--- Entries provided Enclosed Below ---

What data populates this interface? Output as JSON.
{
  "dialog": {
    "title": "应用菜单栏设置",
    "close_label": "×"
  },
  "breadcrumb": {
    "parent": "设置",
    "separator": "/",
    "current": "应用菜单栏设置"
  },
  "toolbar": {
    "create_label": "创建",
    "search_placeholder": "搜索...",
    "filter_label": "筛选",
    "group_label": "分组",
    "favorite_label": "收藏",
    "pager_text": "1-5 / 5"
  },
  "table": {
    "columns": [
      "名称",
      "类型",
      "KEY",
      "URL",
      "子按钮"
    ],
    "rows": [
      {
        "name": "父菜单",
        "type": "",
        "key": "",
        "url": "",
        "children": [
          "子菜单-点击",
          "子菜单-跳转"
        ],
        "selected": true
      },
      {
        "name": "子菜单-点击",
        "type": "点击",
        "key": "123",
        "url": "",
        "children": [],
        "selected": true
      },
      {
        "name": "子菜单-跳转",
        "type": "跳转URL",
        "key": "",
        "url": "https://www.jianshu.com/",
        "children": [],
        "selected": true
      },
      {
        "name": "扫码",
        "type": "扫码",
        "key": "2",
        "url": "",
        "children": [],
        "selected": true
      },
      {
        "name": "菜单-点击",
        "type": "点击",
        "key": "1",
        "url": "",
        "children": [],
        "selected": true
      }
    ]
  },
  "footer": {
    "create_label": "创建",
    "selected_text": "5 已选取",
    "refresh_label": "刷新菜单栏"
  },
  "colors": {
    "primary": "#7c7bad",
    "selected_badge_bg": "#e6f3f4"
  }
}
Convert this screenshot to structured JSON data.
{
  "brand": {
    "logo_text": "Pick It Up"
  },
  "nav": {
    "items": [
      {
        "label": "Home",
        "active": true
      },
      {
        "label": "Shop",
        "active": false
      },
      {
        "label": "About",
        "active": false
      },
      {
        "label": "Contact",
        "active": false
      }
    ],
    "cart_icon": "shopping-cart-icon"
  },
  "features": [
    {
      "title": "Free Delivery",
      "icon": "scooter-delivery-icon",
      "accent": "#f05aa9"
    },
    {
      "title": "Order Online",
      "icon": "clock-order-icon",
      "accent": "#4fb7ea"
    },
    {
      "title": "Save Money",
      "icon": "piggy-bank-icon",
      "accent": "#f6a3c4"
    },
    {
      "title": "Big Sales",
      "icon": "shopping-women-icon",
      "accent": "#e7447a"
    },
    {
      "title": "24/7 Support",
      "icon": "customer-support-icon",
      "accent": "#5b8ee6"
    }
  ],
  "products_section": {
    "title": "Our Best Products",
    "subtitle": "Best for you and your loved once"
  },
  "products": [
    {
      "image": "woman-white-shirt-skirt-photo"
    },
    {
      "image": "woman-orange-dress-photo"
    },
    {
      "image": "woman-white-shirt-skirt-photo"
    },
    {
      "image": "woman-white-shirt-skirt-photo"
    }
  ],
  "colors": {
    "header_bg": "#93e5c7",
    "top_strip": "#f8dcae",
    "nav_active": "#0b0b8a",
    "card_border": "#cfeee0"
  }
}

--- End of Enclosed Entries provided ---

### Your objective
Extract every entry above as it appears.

### Written reply
What data populates this interface? Output as JSON.
{
  "dialog": {
    "title": "应用菜单栏设置",
    "close_label": "×"
  },
  "breadcrumb": {
    "parent": "设置",
    "separator": "/",
    "current": "应用菜单栏设置"
  },
  "toolbar": {
    "create_label": "创建",
    "search_placeholder": "搜索...",
    "filter_label": "筛选",
    "group_label": "分组",
    "favorite_label": "收藏",
    "pager_text": "1-5 / 5"
  },
  "table": {
    "columns": [
      "名称",
      "类型",
      "KEY",
      "URL",
      "子按钮"
    ],
    "rows": [
      {
        "name": "父菜单",
        "type": "",
        "key": "",
        "url": "",
        "children": [
          "子菜单-点击",
          "子菜单-跳转"
        ],
        "selected": true
      },
      {
        "name": "子菜单-点击",
        "type": "点击",
        "key": "123",
        "url": "",
        "children": [],
        "selected": true
      },
      {
        "name": "子菜单-跳转",
        "type": "跳转URL",
        "key": "",
        "url": "https://www.jianshu.com/",
        "children": [],
        "selected": true
      },
      {
        "name": "扫码",
        "type": "扫码",
        "key": "2",
        "url": "",
        "children": [],
        "selected": true
      },
      {
        "name": "菜单-点击",
        "type": "点击",
        "key": "1",
        "url": "",
        "children": [],
        "selected": true
      }
    ]
  },
  "footer": {
    "create_label": "创建",
    "selected_text": "5 已选取",
    "refresh_label": "刷新菜单栏"
  },
  "colors": {
    "primary": "#7c7bad",
    "selected_badge_bg": "#e6f3f4"
  }
}
Convert this screenshot to structured JSON data.
{
  "brand": {
    "logo_text": "Pick It Up"
  },
  "nav": {
    "items": [
      {
        "label": "Home",
        "active": true
      },
      {
        "label": "Shop",
        "active": false
      },
      {
        "label": "About",
        "active": false
      },
      {
        "label": "Contact",
        "active": false
      }
    ],
    "cart_icon": "shopping-cart-icon"
  },
  "features": [
    {
      "title": "Free Delivery",
      "icon": "scooter-delivery-icon",
      "accent": "#f05aa9"
    },
    {
      "title": "Order Online",
      "icon": "clock-order-icon",
      "accent": "#4fb7ea"
    },
    {
      "title": "Save Money",
      "icon": "piggy-bank-icon",
      "accent": "#f6a3c4"
    },
    {
      "title": "Big Sales",
      "icon": "shopping-women-icon",
      "accent": "#e7447a"
    },
    {
      "title": "24/7 Support",
      "icon": "customer-support-icon",
      "accent": "#5b8ee6"
    }
  ],
  "products_section": {
    "title": "Our Best Products",
    "subtitle": "Best for you and your loved once"
  },
  "products": [
    {
      "image": "woman-white-shirt-skirt-photo"
    },
    {
      "image": "woman-orange-dress-photo"
    },
    {
      "image": "woman-white-shirt-skirt-photo"
    },
    {
      "image": "woman-white-shirt-skirt-photo"
    }
  ],
  "colors": {
    "header_bg": "#93e5c7",
    "top_strip": "#f8dcae",
    "nav_active": "#0b0b8a",
    "card_border": "#cfeee0"
  }
}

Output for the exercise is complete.